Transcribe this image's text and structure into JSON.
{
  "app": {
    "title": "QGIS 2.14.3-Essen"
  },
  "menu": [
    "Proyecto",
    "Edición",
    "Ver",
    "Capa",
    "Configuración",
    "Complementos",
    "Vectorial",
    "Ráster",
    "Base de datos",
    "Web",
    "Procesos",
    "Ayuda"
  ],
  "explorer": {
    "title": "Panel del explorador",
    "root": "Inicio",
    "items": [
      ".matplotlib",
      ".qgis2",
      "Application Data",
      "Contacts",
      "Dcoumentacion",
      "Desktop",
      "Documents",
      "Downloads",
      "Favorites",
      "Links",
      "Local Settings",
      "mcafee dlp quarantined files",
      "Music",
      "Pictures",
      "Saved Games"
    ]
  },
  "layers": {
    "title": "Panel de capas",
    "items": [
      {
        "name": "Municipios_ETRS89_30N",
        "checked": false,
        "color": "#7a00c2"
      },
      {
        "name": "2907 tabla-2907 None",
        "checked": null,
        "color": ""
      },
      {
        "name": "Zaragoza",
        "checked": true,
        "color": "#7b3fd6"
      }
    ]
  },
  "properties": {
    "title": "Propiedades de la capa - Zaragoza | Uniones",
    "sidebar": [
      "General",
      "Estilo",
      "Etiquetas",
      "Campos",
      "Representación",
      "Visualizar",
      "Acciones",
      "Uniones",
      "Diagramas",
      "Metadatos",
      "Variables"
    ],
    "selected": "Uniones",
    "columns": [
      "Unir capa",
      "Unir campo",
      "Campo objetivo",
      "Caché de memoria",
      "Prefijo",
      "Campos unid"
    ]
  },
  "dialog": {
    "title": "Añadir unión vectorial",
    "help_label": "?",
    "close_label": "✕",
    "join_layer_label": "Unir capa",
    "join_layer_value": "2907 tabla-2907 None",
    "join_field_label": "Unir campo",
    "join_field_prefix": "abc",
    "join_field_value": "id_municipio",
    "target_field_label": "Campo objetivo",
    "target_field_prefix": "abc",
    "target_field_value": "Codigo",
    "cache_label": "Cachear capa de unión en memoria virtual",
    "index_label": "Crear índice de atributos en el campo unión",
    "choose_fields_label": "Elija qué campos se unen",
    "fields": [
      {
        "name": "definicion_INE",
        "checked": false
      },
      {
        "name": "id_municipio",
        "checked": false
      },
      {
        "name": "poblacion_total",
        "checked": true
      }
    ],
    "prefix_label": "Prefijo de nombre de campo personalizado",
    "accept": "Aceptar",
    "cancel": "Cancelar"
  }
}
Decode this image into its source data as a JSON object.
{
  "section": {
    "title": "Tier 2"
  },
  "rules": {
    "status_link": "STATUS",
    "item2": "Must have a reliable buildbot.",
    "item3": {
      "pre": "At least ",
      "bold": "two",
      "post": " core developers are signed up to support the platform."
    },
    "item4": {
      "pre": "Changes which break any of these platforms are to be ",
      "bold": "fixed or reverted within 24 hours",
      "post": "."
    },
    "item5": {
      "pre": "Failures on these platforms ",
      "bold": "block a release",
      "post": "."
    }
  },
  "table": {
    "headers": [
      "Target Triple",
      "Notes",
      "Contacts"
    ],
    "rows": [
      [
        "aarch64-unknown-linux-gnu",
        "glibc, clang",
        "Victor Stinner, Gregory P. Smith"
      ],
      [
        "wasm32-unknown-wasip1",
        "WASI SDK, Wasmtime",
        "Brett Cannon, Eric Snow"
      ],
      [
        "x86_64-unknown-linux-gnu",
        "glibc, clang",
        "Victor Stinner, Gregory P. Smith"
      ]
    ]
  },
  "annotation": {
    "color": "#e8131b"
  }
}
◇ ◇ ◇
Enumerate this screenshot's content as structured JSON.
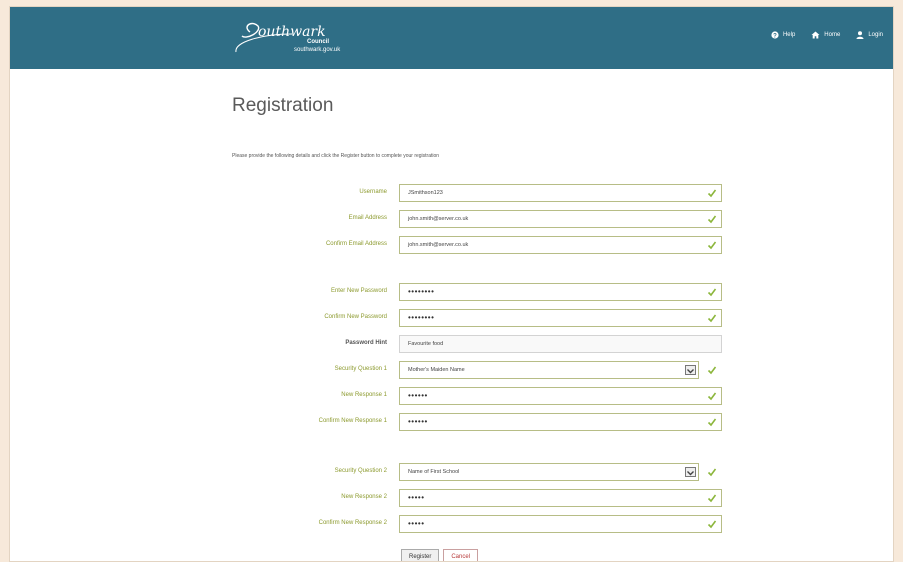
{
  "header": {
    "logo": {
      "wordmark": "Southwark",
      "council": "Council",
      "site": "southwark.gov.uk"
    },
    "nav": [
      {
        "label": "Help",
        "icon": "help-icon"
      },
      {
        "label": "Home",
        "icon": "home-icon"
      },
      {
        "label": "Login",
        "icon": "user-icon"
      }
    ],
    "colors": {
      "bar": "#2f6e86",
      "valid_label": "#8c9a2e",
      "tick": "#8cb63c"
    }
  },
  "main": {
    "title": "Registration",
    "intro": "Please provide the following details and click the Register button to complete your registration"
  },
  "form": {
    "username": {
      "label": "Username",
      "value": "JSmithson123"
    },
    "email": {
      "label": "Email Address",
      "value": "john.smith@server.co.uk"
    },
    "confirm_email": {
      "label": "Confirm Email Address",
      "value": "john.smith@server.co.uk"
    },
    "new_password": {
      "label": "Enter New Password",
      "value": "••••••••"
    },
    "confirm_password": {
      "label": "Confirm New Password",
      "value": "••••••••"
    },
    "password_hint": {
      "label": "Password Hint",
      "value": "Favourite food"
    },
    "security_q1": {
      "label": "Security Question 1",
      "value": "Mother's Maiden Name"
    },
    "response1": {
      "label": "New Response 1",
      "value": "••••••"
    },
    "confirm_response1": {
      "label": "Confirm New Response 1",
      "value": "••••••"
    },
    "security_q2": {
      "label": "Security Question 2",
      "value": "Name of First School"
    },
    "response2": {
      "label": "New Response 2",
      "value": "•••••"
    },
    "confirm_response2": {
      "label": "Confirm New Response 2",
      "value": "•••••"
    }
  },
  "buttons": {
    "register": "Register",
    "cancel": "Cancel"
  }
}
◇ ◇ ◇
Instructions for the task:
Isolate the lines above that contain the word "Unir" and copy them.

Solution for this task:
      "Unir capa",
      "Unir campo",
    "join_layer_label": "Unir capa",
    "join_field_label": "Unir campo",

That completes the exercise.